Source data
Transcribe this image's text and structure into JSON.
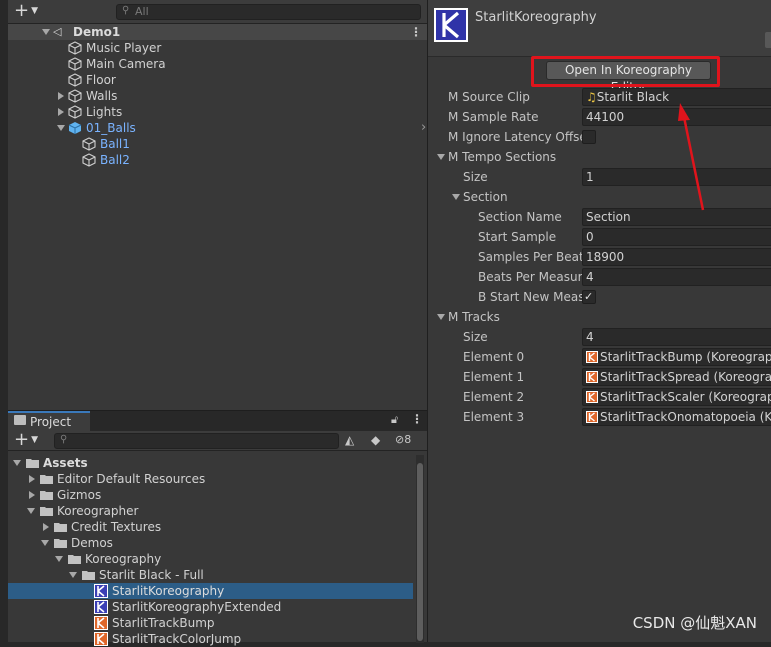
{
  "hierarchy": {
    "add_symbol": "+",
    "search_placeholder": "All",
    "scene": "Demo1",
    "items": [
      {
        "label": "Music Player"
      },
      {
        "label": "Main Camera"
      },
      {
        "label": "Floor"
      },
      {
        "label": "Walls"
      },
      {
        "label": "Lights"
      },
      {
        "label": "01_Balls"
      },
      {
        "label": "Ball1"
      },
      {
        "label": "Ball2"
      }
    ]
  },
  "project": {
    "tab_label": "Project",
    "hidden_count": "8",
    "tree": [
      {
        "label": "Assets"
      },
      {
        "label": "Editor Default Resources"
      },
      {
        "label": "Gizmos"
      },
      {
        "label": "Koreographer"
      },
      {
        "label": "Credit Textures"
      },
      {
        "label": "Demos"
      },
      {
        "label": "Koreography"
      },
      {
        "label": "Starlit Black - Full"
      },
      {
        "label": "StarlitKoreography"
      },
      {
        "label": "StarlitKoreographyExtended"
      },
      {
        "label": "StarlitTrackBump"
      },
      {
        "label": "StarlitTrackColorJump"
      }
    ]
  },
  "inspector": {
    "object_name": "StarlitKoreography",
    "open_button": "Open In Koreography Editor",
    "properties": {
      "source_clip_label": "M Source Clip",
      "source_clip_value": "Starlit Black",
      "sample_rate_label": "M Sample Rate",
      "sample_rate_value": "44100",
      "ignore_latency_label": "M Ignore Latency Offset",
      "tempo_sections_label": "M Tempo Sections",
      "tempo_size_label": "Size",
      "tempo_size_value": "1",
      "section_label": "Section",
      "section_name_label": "Section Name",
      "section_name_value": "Section",
      "start_sample_label": "Start Sample",
      "start_sample_value": "0",
      "samples_per_beat_label": "Samples Per Beat",
      "samples_per_beat_value": "18900",
      "beats_per_measure_label": "Beats Per Measure",
      "beats_per_measure_value": "4",
      "start_new_measure_label": "B Start New Measure",
      "tracks_label": "M Tracks",
      "tracks_size_label": "Size",
      "tracks_size_value": "4",
      "elements": [
        {
          "label": "Element 0",
          "value": "StarlitTrackBump (Koreography Track)"
        },
        {
          "label": "Element 1",
          "value": "StarlitTrackSpread (Koreography Track)"
        },
        {
          "label": "Element 2",
          "value": "StarlitTrackScaler (Koreography Track)"
        },
        {
          "label": "Element 3",
          "value": "StarlitTrackOnomatopoeia (Koreography Track)"
        }
      ]
    }
  },
  "watermark": "CSDN @仙魁XAN",
  "colors": {
    "highlight": "#e0141c",
    "selection": "#2c5d87",
    "link_blue": "#7ab3ff"
  }
}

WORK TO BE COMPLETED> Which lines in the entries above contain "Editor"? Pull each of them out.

OUTPUT OF THE EXERCISE>
        "label": "Editor Default Resources"
    "open_button": "Open In Koreography Editor",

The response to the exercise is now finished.